  • 148 x 210 x 18mm | 425g
  • Frank & Timme
  • English
  • w. figs.
  • 9783865960412

Table of contents
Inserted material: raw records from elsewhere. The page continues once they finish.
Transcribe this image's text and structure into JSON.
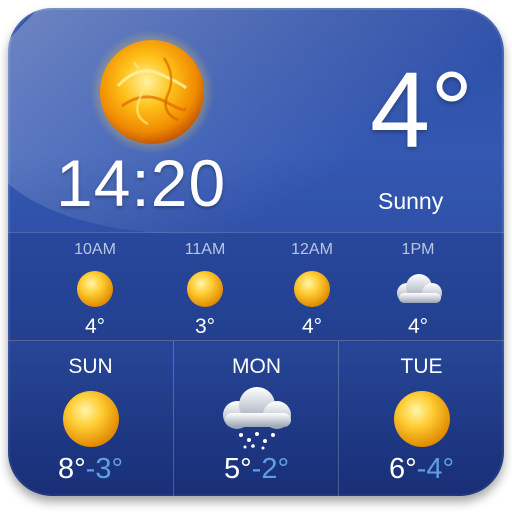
{
  "current": {
    "time": "14:20",
    "temperature": "4°",
    "condition": "Sunny",
    "icon": "sun-icon"
  },
  "hourly": [
    {
      "time": "10AM",
      "icon": "sun-icon",
      "temp": "4°"
    },
    {
      "time": "11AM",
      "icon": "sun-icon",
      "temp": "3°"
    },
    {
      "time": "12AM",
      "icon": "sun-icon",
      "temp": "4°"
    },
    {
      "time": "1PM",
      "icon": "cloud-icon",
      "temp": "4°"
    }
  ],
  "daily": [
    {
      "day": "SUN",
      "icon": "sun-icon",
      "high": "8°",
      "low": "-3°"
    },
    {
      "day": "MON",
      "icon": "snow-cloud-icon",
      "high": "5°",
      "low": "-2°"
    },
    {
      "day": "TUE",
      "icon": "sun-icon",
      "high": "6°",
      "low": "-4°"
    }
  ],
  "colors": {
    "background": "#2c4ea6",
    "text": "#ffffff",
    "low_temp": "#5f9ee6",
    "hour_label": "#b9c6e2"
  }
}
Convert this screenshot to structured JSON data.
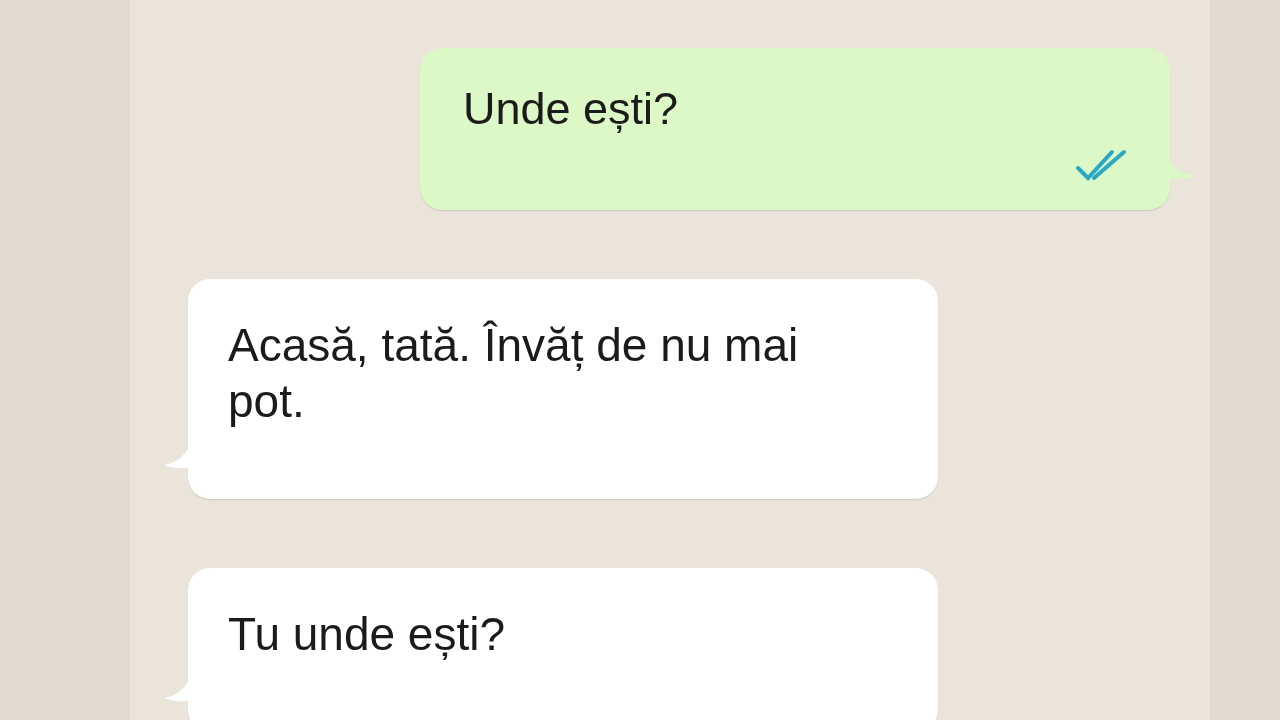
{
  "messages": [
    {
      "kind": "outgoing",
      "text": "Unde ești?",
      "read": true
    },
    {
      "kind": "incoming",
      "text": "Acasă, tată. Învăț de nu mai pot."
    },
    {
      "kind": "incoming",
      "text": "Tu unde ești?"
    }
  ]
}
1;Contents;62;Introduction: The ethnographic view;122.1;Structure ;162.2;Dedication;182.3;References;183;Places of Life - Places of Communication: Observations of Mobile Phone Usage in Public Places;203.1;Introduction: mobile communication and social arrangements;203.2;Mobile communication in the public sphere;243.3;Observations on the Piazza Matteotti;283.4;Behaviour on the piazza;323.5;Concluding remarks;473.6;References;494;Photos and Fieldwork: Capturing Norms for Mobile Phone Use in the US;564.1;Background;574.2;Photos as means of communication;574.3;Photos as data collection;604.4;Ur-form;634.5;Photography of mobile phone use;654.6;Strategies: decoys and distance;654.7;Mobile phone use photos as data;674.8;Presenting the ur-form of public mobile phone use;694.9;Contextual factors;704.10;Ethics;724.11;Conclusion;754.12;References;775;Everyday Contexts of Camera Phone Use: Steps Toward Techno-Social Ethnographic Frameworks;805.1;Introduction;805.2;Camera phone adoption and research;815.3;Research design;835.4;Techno-social situations of camphone use;885.5;Conclusion;1005.6;Acknowledgements;1015.7;References;1026;Mobile Visuality and Everyday Life in Finland: An Ethnographic Approach to Social Uses of Mobile Image;1046.1;Approaching the social uses of mobile images;1056.2;Multi-method ethnography;1066.3;Ethnographic field experiments;1096.4;Camera phones and the cycle of 'moral panics';1116.5;Mobile image and telepresence;1166.6;Ethnography and some methodological challenges;1186.7;References;1197;Unfaithful: Reflections of Enchantment, Disenchantment ... and the Mobile Phone;1247.1;Unfaithful;1287.2;Secrecy and subterfuge;1317.3;Conclusion;1417.4;References;1428;"I have a free phone so I don't bother to send SMS, I call" - The Gendered Use of SMS Among Adults in Intact and Divorced Families;1468.1;Introduction;1468.2;The use of SMS;1478.3;Spoken and written language;1478.4;Gender and electronically mediated language;1488.5;SMS as a 'women's medium';1508.6;SMS and the life cycle;1538.7;Social networking and the instrumental use of SMS;1568.8;Contact with males;1588.9;Male attitudes towards SMS;1608.10;Authenticity via SMS;1628.11;The ideology of voice interaction;1638.12;The power dimensions of voice and SMS;1648.13;Conclusion;1658.14;References;1689;Another Kind of 'Mobility': Mobiles in Terrorist Attacks;1749.1;Some basic facts;1759.2;Roles played by mobile phones;1779.3;Mobile phone networks during March 2004;1809.4;Explosion-oriented role;1839.5;Rescue role;1859.6;Reinforcing kinship and friendship ties;1879.7;Mass medium role;1899.8;Conclusion;1999.9;References;20210;Fashion and Technology in the Presentation of the Self;20410.1;Rationale;20510.2;Identity, presentation of the self and new technologies;20510.3;Mobile communication, fashion and presentation of the self;20810.4;Aim and method;20910.5;Results;21110.6;Conclusion;22410.7;References;22511;How To Be in Two Places at The Same Time?- Mobile Phone Use in Public Places;22811.1;The ethnographic work;23111.2;Co-presence in public places: doing being a stranger;23411.3;Mobile phone use in public: any topic, anywhere, anyone;23611.4;Presence modulation;23711.5;Conclusion;24611.6;References;24812;Beyond Talk, Beyond Sound: Emotional Expression and the Future of Mobile Connectivity;25612.1;Preamble;25612.2;Background;25612.3;A way forward;25912.4;Conceptualising emotion for design;26112.5;Technologies for particular expressions;26212.6;Stretching channels;26312.7;The building blocks of expression;26512.8;Lessons;26712.9;Conclusion;26912.10;References;27013;A Mobile Ethnographic View on (Mobile) Media Usage?;27413.1;Ethnographic media research;27513.2;Domestication approach;27613.3;Once again: what are media ethnographies?;27913.4;Mobile media ethnography?;28013.5;Urban Moshow more